## [Task to complete]
Across the records below, how many lines include the string "JSON"? Respond with the number only.
....
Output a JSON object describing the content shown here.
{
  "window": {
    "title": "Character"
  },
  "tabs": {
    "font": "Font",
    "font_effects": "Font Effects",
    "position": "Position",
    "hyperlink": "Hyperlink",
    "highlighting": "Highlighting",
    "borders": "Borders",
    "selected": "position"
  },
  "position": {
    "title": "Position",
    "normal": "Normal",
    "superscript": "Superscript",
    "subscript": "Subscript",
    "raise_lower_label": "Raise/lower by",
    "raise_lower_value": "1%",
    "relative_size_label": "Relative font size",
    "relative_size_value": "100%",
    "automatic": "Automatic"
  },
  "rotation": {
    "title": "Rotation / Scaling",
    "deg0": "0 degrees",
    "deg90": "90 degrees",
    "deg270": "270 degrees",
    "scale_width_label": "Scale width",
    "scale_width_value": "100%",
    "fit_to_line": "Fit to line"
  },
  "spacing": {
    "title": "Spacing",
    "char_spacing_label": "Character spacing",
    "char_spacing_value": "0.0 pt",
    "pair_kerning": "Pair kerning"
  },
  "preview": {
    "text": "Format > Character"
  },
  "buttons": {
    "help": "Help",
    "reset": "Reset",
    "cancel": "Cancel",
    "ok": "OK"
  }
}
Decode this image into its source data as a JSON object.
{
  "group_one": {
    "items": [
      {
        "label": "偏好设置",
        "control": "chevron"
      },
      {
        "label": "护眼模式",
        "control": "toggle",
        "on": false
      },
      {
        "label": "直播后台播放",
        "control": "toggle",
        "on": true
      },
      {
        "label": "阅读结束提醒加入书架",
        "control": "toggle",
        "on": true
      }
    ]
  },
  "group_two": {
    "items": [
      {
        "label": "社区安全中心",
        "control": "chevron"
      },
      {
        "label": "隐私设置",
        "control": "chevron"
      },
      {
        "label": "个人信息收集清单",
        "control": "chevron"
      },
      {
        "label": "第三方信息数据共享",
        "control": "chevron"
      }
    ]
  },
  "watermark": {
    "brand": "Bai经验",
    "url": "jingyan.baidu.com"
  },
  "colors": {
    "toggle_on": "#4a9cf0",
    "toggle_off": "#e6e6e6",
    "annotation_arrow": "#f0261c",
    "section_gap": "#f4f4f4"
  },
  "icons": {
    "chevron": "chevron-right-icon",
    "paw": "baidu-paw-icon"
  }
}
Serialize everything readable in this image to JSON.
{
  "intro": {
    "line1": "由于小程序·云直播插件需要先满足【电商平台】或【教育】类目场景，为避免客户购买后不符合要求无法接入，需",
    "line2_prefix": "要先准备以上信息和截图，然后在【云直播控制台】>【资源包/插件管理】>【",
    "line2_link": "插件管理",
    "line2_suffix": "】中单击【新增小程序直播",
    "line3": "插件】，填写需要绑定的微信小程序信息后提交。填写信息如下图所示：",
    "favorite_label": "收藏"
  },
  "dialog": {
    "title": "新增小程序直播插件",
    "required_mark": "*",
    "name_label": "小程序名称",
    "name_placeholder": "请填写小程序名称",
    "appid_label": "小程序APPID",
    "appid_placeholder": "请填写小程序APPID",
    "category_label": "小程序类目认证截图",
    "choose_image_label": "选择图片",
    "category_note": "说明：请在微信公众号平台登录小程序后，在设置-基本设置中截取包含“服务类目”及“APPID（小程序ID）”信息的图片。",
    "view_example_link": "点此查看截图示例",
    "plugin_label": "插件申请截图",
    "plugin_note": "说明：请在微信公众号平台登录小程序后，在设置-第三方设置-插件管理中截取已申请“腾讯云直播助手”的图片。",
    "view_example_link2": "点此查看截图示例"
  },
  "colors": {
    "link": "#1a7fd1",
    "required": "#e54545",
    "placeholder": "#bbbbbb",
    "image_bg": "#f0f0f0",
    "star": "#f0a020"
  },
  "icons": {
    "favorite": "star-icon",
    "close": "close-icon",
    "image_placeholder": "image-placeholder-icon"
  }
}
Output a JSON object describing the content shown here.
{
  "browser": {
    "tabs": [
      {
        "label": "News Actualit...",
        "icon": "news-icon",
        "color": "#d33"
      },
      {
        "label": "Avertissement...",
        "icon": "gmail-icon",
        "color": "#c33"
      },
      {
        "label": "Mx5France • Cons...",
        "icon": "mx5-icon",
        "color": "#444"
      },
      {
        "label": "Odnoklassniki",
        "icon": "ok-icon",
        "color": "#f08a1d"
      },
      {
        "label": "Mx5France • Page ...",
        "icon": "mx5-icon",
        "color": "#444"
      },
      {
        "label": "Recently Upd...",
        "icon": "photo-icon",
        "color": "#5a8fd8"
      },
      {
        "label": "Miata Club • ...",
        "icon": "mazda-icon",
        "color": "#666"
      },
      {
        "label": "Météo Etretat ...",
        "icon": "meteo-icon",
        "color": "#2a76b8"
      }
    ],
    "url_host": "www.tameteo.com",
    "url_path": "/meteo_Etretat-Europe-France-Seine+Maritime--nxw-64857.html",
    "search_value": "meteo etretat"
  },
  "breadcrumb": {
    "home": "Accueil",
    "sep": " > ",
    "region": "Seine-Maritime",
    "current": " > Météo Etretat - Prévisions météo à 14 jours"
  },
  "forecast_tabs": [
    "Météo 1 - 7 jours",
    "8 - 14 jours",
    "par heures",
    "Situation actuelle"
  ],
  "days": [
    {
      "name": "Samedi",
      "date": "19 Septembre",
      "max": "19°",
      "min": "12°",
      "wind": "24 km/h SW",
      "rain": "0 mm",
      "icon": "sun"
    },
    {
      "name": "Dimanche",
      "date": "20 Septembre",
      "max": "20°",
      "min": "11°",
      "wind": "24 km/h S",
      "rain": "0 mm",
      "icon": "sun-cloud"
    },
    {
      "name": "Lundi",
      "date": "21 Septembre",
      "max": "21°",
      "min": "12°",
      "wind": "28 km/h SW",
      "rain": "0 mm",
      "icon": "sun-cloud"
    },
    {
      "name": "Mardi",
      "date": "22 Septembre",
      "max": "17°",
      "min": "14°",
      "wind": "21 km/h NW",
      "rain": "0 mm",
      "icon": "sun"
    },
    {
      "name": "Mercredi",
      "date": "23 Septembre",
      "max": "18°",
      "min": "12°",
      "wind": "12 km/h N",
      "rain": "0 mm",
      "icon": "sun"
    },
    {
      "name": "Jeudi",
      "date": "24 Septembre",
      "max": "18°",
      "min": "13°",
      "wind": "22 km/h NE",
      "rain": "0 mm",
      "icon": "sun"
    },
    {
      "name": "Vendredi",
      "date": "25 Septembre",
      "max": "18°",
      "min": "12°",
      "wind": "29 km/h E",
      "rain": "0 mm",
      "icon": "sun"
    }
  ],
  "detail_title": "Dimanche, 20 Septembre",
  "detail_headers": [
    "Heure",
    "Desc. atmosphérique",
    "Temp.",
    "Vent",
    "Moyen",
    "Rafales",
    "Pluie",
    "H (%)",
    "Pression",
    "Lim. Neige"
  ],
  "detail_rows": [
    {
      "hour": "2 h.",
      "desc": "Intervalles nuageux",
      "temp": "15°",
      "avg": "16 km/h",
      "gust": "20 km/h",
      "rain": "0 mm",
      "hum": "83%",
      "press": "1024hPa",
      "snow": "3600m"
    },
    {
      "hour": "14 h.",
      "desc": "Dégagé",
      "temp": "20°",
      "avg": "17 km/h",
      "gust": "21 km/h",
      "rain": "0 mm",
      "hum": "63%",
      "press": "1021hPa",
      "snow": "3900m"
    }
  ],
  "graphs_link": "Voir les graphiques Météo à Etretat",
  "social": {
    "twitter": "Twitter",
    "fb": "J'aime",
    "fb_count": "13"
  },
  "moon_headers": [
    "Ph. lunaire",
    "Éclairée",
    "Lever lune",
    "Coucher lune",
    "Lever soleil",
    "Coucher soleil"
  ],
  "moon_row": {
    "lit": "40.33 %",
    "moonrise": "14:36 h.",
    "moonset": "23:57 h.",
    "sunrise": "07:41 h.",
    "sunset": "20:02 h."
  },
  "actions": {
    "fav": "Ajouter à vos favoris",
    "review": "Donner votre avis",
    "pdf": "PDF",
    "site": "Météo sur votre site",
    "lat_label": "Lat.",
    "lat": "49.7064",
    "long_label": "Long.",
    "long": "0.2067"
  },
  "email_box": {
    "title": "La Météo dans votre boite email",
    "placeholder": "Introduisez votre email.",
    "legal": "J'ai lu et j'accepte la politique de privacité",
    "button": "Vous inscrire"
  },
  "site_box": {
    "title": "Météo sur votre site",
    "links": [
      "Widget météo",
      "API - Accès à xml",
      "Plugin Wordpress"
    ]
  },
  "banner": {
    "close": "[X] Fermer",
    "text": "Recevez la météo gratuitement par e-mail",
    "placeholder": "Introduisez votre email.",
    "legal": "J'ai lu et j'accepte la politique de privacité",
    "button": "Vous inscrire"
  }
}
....
## [Exercise response]
4